TRADITIONAL ITALIAN RECIPE: Panna cotta, is literally translated in Italian "cooked cream". Panna Cotta comes from the Piedmont region in Northern Italy, and has been elevated to the status of a classic.

Traditionally accompanied by fruit coulis or caramel, panna cotta is increasingly common all over the world and flavours are becoming more experimental.

A good panna cotta will have a ‘just set’ consistency - wobbly, but not solid, and able to hold its shape. Perfect for kids, grown ups, toothless grandfather and beardy grandmother!

This dessert is beautifully easy to make: mix together some cream, some sugar, perhaps some vanilla seeds or rosewater if you're feeling fancy, stir in the gelatine, and leave it to work its magic in the fridge.

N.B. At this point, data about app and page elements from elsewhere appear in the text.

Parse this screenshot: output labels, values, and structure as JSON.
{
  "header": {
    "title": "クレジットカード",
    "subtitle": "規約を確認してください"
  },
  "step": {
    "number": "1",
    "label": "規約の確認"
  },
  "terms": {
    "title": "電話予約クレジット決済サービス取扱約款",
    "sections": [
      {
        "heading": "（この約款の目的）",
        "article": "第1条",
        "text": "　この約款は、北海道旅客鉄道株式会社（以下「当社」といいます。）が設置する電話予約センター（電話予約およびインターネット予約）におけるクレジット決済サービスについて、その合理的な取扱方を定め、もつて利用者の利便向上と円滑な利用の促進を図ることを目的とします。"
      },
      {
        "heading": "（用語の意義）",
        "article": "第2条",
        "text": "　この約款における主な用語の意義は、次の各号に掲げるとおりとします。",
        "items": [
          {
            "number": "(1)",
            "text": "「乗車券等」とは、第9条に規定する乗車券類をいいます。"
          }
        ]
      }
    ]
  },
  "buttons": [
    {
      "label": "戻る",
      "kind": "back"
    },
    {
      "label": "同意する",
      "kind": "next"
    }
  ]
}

But as with many simple Italian recipes, all is not what it seems. ( For a start, despite the name, there's no real cooking involved with panna cotta. which means your husband can do it too. and do the washing up too )

By the way. Nigella got this recipe wrong too!
NIGELLA. NIGELLA. WHY.

I think panna cotta is the perfect dessert, and here's why: it's easy, quick, practically foolproof, and accommodating to many dietary adjustments, being naturally gluten-free and adaptable to dairy-free and vegan diets.

I found out that when you talk about Panna Cotta people start thinking about some laborious restaurant dessert involving cheesecloth and a chinois, but it's actually easier than making Jello out of a box.

This recipe will teach you how to make the most basic and most important ORIGINAL ITALIAN PANNA COTTA, flavored with vanilla.

You only need a few ingredients (milk, cream, gelatin, flavorings).

The goal, with panna cotta, is to calibrate the amount of gelatin to the dairy and its fat so that you achieve a firm set that is still delicate and wobbly.

This recipe is the Italian Original Recipe, not my own, i wouldn't dare to change it.

It's not too fatty, and not too sweet, but still rich. I included a touch of extra gelatin to make it extra-foolproof, and so that you can unmold it onto a plate. But it shouldn't be rubbery — it's wobbly and velvety smooth.


Kiersten Hickman/Eat This, Not That!

Divide the mixture among molds. You can use ramekins, a non-stick muffin pan, or silicone ice trays. Place in the fridge for at least 6 hours or overnight. If using ramekins or a muffin pan, dip the bottoms into hot water, then run a knife carefully around the edges. Flip over to get your panna cotta to slide out. If using silicone ice trays, simply push the panna cotta out by pressing on the flexible bottom.